One night I was away from home. She was a bit bigger now. The lock on the door between the kitchen and hall isn’t great in my house and so in the middle of this night she figured out how to open the door by bumping off it and pulling at it with her paws. (Again you’d have to see it to believe it.) This particular night she went looking for me as she hadn’t seen me for a few hours. My father woke up to a noise coming from under his side of the bed. It was Gubby.

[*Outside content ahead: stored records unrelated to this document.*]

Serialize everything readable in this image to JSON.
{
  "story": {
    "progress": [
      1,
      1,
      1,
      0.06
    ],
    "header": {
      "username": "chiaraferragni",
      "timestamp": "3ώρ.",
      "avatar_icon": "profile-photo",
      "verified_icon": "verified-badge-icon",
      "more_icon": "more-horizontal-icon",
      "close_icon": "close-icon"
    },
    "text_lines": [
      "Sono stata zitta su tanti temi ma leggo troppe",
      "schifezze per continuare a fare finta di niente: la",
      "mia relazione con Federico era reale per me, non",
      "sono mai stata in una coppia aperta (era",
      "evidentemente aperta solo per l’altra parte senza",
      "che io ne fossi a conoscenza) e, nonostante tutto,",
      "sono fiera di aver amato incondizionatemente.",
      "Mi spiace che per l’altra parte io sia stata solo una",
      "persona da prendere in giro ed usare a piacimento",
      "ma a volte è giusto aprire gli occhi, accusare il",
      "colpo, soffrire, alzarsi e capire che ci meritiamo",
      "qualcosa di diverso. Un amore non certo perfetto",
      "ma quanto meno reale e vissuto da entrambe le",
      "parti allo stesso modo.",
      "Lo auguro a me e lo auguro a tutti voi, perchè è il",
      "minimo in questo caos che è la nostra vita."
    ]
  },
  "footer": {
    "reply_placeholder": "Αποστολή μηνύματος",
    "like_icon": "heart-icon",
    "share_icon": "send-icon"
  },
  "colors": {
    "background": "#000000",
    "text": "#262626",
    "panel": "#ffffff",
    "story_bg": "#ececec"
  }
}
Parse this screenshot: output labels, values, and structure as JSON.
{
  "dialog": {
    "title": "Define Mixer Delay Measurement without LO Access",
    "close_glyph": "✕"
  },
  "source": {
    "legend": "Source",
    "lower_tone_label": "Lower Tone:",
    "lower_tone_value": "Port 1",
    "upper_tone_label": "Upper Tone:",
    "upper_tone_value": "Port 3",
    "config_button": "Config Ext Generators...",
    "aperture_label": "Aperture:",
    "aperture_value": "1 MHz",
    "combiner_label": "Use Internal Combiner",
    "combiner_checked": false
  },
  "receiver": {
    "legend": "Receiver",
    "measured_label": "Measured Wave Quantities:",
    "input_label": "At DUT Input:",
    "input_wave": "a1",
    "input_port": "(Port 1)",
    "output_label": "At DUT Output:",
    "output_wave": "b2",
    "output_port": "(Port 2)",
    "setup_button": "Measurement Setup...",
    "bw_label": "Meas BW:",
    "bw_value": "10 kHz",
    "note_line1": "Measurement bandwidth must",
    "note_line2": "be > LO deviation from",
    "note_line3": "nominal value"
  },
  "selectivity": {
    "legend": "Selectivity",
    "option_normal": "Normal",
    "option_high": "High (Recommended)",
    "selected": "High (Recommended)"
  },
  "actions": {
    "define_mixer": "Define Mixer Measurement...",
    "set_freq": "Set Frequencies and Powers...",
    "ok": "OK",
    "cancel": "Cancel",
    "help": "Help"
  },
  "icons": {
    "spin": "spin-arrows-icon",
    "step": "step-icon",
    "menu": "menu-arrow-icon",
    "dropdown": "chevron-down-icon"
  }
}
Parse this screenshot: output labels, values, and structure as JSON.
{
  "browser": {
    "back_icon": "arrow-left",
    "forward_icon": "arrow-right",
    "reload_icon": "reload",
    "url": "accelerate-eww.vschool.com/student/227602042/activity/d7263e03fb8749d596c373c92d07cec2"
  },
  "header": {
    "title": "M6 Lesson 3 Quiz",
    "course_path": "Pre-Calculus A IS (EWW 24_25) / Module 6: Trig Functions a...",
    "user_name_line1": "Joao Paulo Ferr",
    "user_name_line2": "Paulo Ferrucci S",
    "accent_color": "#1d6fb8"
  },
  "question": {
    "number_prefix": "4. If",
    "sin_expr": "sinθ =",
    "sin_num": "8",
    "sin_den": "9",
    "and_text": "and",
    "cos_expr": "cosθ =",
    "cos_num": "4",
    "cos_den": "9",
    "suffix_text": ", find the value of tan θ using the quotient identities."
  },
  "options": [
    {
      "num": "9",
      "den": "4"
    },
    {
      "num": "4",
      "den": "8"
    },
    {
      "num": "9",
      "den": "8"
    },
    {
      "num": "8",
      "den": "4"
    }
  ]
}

My father bought a horse when I was about 13, mainly because he was very placid in the sales ring. He was an exceedingly nice and smart horse, a very good riding horse who loved people. He would respond to spoken instructions such as, “go and get the bucket and I will give you some oats.” I did not teach him that, I just said it one day and he brought me the empty bucket. Ten years later I was home for a visit and a car stopped by our pasture. A man of about age 30 got out and walked out to the horse who whinneyed and ran up to him, acting like a big dog to his favorite master. The man told us that he raised that horse from birth, but his father sold him when the boy was sent to Vietnam. He started giving him subtle signals and the horse would dance, kneel down, stand up on his back legs, and even gave that fella a kiss on the cheek.
Then my sister-in-law thought about it, and put a can of dog food under the tree. The dog came in, happy and all…and then he saw the can. He pouted. He sighed. You know the rest.
Then my husband realized what was wrong, He got a stick on decoration and fixed the problem.
Then the dog was ecstatic, just as happy as that dog has ever been.
See, it’s not Christmas if your present doesn’t have a bow on it.